And, he says, when it comes to ending the violence in the Middle East, this move radically alters the situation. Here in the Palestinian city of Ramallah, many told us they had seen America as an honest broker in the peace process, now, they see betrayal.
Nabil Shaath: You cannot be a broker if you are the enemy of one of the two parties, or if you are only the friend of one the two parties, or if you side with the, with the other party all the time, particularly in important issues, and before you get started.
Scott Thuman: Do you ever see yourself at a bargaining table with President Trump or his administration?
Nabil Shaath: Alone?
Scott Thuman: Sure.
Nabil Shaath: No, no I don't think so, but with him together with four, five other leaders, why not? Why not accept the fact that the world is moving towards this multi-polar world? Why doesn't he accept the fact that he is not anymore the owner of the universe?
We went to Tel Aviv to meet another former foreign minister, this time for Israel. Tzipi Livni told us the Palestinians can choose to respond with violence or negotiation, it's up to them.
Tzipi Livni: What I said to the Palestinians is the following: "maybe, or I'm sure you didn't like this declaration, and maybe you have different expectations, but those believing in peace, those who want really to create a Palestinian state, it's time to negotiate.
Scott Thuman: But that's what we're hearing from some on the Palestinian side. They say in fact, this damages peace negotiations.

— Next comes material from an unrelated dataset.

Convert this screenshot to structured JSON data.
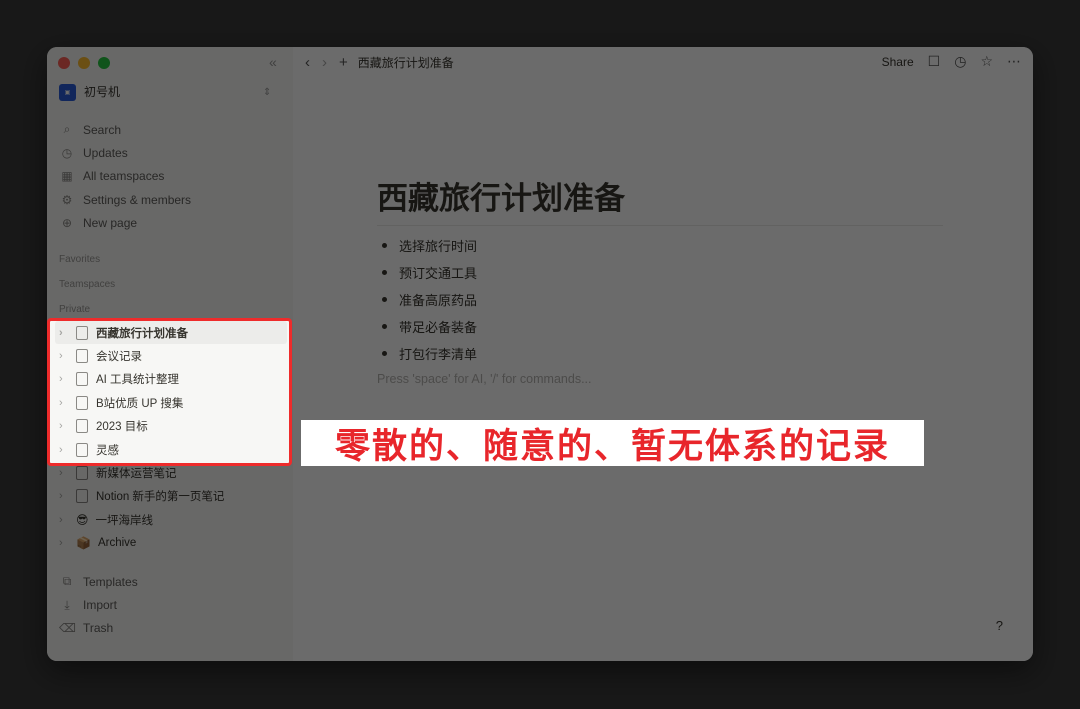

Tzipi Livni: It's their decision. The declaration itself shouldn't and doesn't damage peace negotiations. As long as the Palestinians, instead of focusing on the declaration, would focus on how to re-launch peace negotiations. And there is no excuse for terror, there is no excuse for violence.
On the streets of Bethlehem, another Palestinian run city that's surrounded by Israel's security barrier, the sentiment can be even less friendly, this man says, with reason.
Man: Made in the U.S., dangerous, do not shoot directly into person because it's dangerous to shoot directly at the person. And here, Jamestown, Pennsylvania.
Scott Thuman: When you see those tear gas canisters you just pointed out and it was made in America: How does that make you feel about America?
Man: About the government: bad feeling, but about the people, we have a lot of people, I have thousands and thousands of friends.
Scott Thuman: So you are making the distinction, you like American people, you just don't like the American government?
Man: Exactly, for sure, because the people in America, very many are nice people, good people.
White House officials who explained the president's decision to move the embassy and declare Jerusalem Israel's capital, was a way to convince Israel it, in turn, must make concessions in the peace negotiations. Palestinian leaders called those negotiations dead. As a result, President Trump threatened to cut-off some U.S. funding to the Palestinian authority.
Woman: We were feeling that it's getting actually close to peace, but unfortunately things are getting worse. They're getting worse. And that's sad. The clashes are getting on. And our life, our lifestyle, became actually very very hard now.
Scott Thuman: And the peace process?
Woman: What peace are you talking about?
Scott Thuman: No chance now?
Her: I doubt it. As an American citizen & Palestinian, I doubt it.
There's been no official announcement from the White House about pulling funding for the Palestinian government. As for the peace process, Nabil Shaath -the senior foreign policy aide for the Palestinian Authority President who you saw in our report- shortly after our interview, he flew to Moscow to meet the Russian foreign minister. Meanwhile, another Palestinian delegation went to China. The purpose of both trips: finding a new intermediary, a new mediator, in the peace process to replace the United States.